##### Records provided
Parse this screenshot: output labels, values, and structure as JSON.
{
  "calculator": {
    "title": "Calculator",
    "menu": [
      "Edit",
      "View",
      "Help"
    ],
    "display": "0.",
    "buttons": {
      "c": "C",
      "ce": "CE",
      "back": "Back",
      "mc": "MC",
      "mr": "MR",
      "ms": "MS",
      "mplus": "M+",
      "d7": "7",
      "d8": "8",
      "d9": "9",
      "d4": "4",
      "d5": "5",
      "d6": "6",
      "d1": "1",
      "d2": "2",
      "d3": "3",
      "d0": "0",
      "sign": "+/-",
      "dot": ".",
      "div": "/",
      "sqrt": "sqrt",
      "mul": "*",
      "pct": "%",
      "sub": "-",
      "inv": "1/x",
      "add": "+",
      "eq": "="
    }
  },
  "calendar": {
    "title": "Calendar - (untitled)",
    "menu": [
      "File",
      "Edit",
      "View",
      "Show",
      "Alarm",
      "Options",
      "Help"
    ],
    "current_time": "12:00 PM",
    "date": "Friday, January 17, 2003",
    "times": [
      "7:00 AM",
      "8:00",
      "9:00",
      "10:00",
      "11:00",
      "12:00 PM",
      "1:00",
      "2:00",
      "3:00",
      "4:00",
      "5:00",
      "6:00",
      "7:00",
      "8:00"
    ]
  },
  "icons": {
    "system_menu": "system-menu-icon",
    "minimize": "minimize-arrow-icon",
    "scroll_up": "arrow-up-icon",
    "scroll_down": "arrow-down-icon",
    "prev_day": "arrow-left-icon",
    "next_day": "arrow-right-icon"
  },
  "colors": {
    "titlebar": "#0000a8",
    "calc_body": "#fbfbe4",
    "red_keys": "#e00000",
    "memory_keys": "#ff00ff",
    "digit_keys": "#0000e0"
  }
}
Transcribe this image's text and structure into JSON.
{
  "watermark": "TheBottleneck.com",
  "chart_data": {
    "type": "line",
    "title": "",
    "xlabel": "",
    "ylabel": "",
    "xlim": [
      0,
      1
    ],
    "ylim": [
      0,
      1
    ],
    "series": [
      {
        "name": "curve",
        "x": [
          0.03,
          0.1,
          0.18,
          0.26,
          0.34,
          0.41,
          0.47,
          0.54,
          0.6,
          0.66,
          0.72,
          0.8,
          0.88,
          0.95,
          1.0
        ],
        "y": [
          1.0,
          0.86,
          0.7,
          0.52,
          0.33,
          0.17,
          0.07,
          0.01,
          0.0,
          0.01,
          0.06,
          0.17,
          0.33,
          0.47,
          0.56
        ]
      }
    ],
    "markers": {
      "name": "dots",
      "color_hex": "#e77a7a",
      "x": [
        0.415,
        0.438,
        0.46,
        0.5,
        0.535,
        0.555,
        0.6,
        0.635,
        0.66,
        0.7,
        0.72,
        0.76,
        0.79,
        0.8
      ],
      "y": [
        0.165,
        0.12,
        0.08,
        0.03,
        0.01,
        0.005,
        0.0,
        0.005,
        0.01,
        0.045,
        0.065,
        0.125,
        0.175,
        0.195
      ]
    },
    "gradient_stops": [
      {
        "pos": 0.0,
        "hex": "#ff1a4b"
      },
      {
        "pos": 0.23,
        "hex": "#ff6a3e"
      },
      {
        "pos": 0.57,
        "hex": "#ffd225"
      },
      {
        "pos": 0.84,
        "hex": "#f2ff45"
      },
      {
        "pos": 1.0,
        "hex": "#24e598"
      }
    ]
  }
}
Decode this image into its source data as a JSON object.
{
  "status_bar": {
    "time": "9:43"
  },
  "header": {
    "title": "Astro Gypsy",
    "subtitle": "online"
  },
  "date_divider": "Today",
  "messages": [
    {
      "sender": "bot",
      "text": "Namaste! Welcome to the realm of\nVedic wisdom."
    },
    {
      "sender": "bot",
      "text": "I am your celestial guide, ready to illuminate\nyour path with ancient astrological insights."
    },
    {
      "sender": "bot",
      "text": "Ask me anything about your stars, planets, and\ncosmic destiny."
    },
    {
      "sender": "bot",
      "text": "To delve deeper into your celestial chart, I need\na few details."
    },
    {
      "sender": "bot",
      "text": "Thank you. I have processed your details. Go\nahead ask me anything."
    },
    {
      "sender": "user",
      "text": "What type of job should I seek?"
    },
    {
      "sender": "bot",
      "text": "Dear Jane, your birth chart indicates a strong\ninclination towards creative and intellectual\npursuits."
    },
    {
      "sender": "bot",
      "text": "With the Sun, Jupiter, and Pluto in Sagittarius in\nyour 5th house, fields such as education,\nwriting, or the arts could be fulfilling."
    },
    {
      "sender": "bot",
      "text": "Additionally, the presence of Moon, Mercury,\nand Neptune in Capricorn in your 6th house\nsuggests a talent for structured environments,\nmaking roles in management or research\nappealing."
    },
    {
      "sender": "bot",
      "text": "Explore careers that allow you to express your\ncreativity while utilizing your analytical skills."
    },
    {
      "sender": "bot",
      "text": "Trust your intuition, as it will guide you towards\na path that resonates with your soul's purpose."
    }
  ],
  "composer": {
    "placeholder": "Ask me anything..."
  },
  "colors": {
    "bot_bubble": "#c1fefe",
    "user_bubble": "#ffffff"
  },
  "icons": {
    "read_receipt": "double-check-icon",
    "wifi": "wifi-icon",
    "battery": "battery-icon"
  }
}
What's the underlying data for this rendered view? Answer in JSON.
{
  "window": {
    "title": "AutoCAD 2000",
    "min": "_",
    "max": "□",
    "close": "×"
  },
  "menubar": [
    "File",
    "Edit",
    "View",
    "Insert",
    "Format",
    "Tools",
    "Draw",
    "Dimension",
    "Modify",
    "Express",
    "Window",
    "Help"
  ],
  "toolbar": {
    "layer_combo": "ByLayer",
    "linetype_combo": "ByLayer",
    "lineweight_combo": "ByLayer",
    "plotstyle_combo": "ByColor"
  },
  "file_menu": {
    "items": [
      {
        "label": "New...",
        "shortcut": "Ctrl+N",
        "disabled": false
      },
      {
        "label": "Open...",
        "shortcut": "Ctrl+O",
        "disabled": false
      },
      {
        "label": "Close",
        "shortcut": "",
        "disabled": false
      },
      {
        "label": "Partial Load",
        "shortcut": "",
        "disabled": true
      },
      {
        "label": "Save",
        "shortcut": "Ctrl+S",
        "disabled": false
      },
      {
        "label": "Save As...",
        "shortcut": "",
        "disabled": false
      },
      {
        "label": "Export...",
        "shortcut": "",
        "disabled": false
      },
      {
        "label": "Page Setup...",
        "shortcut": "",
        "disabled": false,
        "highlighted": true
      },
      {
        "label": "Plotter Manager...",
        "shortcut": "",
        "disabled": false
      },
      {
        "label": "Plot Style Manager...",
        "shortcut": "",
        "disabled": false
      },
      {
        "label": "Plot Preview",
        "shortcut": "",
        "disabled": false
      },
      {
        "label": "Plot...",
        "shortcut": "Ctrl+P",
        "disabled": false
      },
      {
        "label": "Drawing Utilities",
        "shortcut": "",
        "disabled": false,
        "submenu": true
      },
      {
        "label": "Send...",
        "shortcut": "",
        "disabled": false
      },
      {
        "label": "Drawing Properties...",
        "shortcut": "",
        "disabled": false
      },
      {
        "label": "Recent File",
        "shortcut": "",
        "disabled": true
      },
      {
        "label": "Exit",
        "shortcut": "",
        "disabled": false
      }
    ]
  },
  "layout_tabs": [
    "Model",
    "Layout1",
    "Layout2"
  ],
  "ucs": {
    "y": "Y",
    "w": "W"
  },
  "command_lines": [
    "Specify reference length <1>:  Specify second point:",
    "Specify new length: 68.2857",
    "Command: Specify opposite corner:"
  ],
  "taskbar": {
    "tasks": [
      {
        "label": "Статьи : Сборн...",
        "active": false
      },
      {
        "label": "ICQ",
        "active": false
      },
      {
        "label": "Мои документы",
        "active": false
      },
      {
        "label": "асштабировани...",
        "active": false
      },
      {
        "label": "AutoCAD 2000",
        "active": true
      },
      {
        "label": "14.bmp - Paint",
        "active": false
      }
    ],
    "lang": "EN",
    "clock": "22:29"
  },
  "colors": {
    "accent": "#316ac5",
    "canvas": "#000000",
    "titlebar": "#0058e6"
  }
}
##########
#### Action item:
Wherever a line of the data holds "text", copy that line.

#### Reply:
Transcribe this image's text and structure into JSON.
      "text": "Namaste! Welcome to the realm of\nVedic wisdom."
      "text": "I am your celestial guide, ready to illuminate\nyour path with ancient astrological insights."
      "text": "Ask me anything about your stars, planets, and\ncosmic destiny."
      "text": "To delve deeper into your celestial chart, I need\na few details."
      "text": "Thank you. I have processed your details. Go\nahead ask me anything."
      "text": "What type of job should I seek?"
      "text": "Dear Jane, your birth chart indicates a strong\ninclination towards creative and intellectual\npursuits."
      "text": "With the Sun, Jupiter, and Pluto in Sagittarius in\nyour 5th house, fields such as education,\nwriting, or the arts could be fulfilling."
      "text": "Additionally, the presence of Moon, Mercury,\nand Neptune in Capricorn in your 6th house\nsuggests a talent for structured environments,\nmaking roles in management or research\nappealing."
      "text": "Explore careers that allow you to express your\ncreativity while utilizing your analytical skills."
      "text": "Trust your intuition, as it will guide you towards\na path that resonates with your soul's purpose."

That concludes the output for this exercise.